Last week I tutored a day-course in shibori techniques at Ardington School of Crafts. Ardington is a village on the edge of the Berkshire Downs. The venue is housed in a Victorian school, and its large windows ensure good light at all times. It has been imaginatively and calmly adapted for its current incarnation as a craft school and overlooks a traditional English landscape of farmland and trees. This week, with fine weather and leaves at the multiple-greens stage, everything looked at its best.
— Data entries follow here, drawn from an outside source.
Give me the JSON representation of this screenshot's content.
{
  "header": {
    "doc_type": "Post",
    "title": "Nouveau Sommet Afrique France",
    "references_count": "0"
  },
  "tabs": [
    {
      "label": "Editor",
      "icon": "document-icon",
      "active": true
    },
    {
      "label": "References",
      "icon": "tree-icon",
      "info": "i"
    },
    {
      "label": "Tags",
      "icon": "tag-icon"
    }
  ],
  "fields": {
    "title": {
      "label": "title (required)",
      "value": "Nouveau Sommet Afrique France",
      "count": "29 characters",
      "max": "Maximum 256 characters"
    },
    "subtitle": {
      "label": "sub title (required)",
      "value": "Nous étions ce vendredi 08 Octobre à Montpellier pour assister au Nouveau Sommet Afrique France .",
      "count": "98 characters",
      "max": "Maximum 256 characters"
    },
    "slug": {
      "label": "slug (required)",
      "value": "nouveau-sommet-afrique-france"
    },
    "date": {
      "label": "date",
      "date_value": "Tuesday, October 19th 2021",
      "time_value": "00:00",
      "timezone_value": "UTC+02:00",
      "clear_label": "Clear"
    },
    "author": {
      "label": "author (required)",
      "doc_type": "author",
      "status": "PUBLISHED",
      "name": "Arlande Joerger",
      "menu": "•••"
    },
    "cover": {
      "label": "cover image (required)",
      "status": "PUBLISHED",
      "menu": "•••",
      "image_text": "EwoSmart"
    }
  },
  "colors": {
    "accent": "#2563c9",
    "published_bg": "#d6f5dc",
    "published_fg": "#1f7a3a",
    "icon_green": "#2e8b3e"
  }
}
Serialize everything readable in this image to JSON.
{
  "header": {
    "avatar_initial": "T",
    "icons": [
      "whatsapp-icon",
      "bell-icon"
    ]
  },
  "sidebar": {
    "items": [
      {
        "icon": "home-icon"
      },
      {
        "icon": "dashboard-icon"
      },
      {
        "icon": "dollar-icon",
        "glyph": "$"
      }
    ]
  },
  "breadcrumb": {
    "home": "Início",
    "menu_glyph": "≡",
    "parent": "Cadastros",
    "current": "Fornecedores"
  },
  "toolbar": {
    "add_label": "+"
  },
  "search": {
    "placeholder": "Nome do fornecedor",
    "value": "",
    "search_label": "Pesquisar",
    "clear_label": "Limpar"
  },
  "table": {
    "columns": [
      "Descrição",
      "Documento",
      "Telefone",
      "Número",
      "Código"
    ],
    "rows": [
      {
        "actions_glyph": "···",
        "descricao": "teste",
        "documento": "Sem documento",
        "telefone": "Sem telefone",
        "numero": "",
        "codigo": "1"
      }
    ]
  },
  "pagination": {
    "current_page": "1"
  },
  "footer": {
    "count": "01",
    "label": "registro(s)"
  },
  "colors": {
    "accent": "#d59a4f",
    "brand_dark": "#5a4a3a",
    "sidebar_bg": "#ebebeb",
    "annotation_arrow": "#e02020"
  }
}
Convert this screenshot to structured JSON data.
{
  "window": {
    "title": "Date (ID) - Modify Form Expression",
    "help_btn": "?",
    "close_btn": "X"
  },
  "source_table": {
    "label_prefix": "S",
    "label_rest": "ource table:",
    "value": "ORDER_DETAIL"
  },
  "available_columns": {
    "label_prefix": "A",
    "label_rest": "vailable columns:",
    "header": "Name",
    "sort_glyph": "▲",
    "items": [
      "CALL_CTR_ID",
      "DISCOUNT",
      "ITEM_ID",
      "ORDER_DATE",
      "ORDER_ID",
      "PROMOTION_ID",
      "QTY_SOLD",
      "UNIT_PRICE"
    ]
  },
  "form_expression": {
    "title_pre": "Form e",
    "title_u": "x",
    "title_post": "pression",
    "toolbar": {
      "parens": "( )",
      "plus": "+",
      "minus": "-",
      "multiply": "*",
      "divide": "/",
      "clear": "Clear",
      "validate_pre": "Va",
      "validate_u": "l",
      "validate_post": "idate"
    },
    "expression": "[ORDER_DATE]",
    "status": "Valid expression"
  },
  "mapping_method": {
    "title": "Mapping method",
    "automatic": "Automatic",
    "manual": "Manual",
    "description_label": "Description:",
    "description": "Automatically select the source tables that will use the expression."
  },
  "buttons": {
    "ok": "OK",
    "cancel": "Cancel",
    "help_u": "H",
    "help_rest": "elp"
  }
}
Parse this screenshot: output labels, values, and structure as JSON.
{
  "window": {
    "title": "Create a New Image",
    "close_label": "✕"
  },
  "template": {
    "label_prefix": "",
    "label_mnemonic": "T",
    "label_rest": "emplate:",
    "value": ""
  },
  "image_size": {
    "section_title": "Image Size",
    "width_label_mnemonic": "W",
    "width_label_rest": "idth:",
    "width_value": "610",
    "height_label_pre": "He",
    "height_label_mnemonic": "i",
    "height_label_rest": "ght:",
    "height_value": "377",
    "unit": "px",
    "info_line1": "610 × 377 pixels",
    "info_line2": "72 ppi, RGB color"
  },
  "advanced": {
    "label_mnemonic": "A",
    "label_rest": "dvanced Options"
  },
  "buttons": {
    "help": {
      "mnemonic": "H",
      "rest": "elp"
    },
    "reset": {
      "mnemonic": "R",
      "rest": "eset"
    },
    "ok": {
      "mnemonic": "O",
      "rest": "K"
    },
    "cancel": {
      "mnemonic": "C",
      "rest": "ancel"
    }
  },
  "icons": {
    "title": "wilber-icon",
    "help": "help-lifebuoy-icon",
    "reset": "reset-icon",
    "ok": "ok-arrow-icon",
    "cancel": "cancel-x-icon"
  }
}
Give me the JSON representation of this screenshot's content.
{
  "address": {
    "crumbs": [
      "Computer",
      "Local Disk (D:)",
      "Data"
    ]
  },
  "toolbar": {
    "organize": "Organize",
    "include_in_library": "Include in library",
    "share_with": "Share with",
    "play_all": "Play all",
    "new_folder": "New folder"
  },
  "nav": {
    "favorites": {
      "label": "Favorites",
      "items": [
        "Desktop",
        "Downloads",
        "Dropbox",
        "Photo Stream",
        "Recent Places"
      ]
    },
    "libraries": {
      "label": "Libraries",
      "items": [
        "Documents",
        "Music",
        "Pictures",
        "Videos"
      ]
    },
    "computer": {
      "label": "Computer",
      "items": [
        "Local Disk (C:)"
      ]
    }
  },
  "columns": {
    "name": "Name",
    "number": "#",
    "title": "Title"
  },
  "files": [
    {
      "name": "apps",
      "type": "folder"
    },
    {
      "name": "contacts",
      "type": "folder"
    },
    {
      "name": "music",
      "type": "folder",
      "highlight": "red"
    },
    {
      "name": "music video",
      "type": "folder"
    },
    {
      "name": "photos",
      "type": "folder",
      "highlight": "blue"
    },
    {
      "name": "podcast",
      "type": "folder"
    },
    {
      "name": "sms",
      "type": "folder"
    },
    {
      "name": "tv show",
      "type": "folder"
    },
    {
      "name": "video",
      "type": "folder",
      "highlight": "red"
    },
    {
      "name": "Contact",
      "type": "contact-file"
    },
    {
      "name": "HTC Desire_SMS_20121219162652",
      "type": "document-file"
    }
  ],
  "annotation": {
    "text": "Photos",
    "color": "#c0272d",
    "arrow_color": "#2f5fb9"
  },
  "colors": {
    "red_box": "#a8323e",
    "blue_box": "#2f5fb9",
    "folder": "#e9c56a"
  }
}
Students were introduced to the basic principles of shibori and how patterns will build in the fabric through what is a mathematical logic of repeating folds and layers. We worked principally with the equilateral triangular fold which creates hexagon-based patterns through its geometry of six equilateral triangles. I prepared a set of triangular card units showing how this repeat principle works. The positioning (and shape) of the clamped and identical wooden blocks either side of the folded fabric is represented by the white areas in my patterns. The clamping inhibits the flow of dye through the fabric. The wood blocks can be any shape – there is a pattern created by the green-painted triangular blocks below – and placed in any practical position. Block position will dictate the basics of the pattern. You can see from the image (below right) that the blocks do not necessarily prevent dye from entering the fabric beneath the clamped area. They just affect the character of the final pattern which is based on dye dilutions, deliberate drying of work, overdyeing etc.

Students ironed vertical folds in a scarf length and converted the strip to a stack of triangular folds. They checked the wood blocks and protected them with new clingfilm. This enables a clean start each time the blocks are used: wood absorbs dye readily and will mark  work that follows. I advise beginners to work with three colours only, plus dilutant, to avoid shades of mud. Some students admitted they had been sceptical that their seemingly random application of dye would create something so ordered and I think all were pleased with their results.

Below, you can see me opening up the steamer. This has to be done with considerable care, hence the somewhat stressed expression. You can see the roll of paper and scarves, which has been protected with foil at top and bottom to prevent drips entering the folds and spoiling the work. Note that the top piece of foil was dislodged as I lifted the chamber from the boiler.

Many thanks to the students for allowing me to post these pictures and to Faith at Ardington for taking the photos.

Other news: On Thursday 13th June, Jane Deane and I will be working on our dye research at Leewood for the final open-to-the-public time. We haven’t finished our research, but from Thursday on you can’t come to watch us. To check on details, see here.

With shearing time in Devon arriving, local flocks are looking cooler and in the summer-ish sun my nest of mason bees (Osmia) is hyperactive. The bees don’t make honeycombs (that’s another hexagon-based subject) but are laying eggs in the tubes and sealing them in various shades of Devon clay. We are lucky to have culm meadow locally which is filling with textured grasses in some summer sun. But tomorrow it is going to rain.